Long noted, during a phone interview, that most military TSP participants won’t reach an age when they must draw down their investment accounts for 20 to 40 years. Therefore, as tough as it is to watch the value of stock funds decline these days at an alarming pace, most military investors might want to perceive the drops as investment opportunities.

“The old adage of trying to buy low and sell high remains true,” Long said. “And in order to buy low you have to have stocks that are on sale. That does appear to be what’s going on right now,” Long said.

From Oct. 10, 2007, through Oct. 10 this year, the value of shares in TSP stock index funds fell more than 40 percent. The Common Stock Index or “C” Fund, which matches the performance of Standard & Poor’s index of 500 stocks, dropped 41 percent as did the Small Capitalization Stock Index Investment or “S” Fund. The International Stock Index or “I” Fund fell by 46.8 percent.

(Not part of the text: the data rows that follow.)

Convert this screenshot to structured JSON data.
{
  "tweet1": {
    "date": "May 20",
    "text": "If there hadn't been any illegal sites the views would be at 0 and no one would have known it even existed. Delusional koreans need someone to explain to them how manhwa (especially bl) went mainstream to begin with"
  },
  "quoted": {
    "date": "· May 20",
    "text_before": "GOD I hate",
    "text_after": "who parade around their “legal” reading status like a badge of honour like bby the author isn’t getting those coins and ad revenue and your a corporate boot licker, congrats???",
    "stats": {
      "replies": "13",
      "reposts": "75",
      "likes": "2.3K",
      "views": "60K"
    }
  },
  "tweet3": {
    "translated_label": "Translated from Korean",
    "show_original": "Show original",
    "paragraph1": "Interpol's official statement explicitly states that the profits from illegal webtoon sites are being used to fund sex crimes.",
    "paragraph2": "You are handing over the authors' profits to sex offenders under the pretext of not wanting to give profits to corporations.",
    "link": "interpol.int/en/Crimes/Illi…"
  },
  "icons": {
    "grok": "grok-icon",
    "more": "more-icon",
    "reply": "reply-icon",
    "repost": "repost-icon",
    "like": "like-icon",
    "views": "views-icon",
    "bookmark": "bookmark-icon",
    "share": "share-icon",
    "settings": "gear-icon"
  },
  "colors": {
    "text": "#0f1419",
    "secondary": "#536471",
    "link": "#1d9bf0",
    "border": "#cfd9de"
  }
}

During the same period, returns on government securities in the “G” Fund, which are protected against declines, had a gain of 3.9 percent.

The volatility of stock indexes, caused mostly by distressed banks and a freeze in credit markets, has created some of the sharpest one-day drops since the Great Depression more than 70 years ago. That is rattling many TSP participants, especially those close to retirement.

“Understandably, as TSP account balances decline, some participants are concerned about the future,” Long said in a recent note to TSP investors.

A combination of declining stock fund values and transfers into the G Fund has changed the investment profile of participants.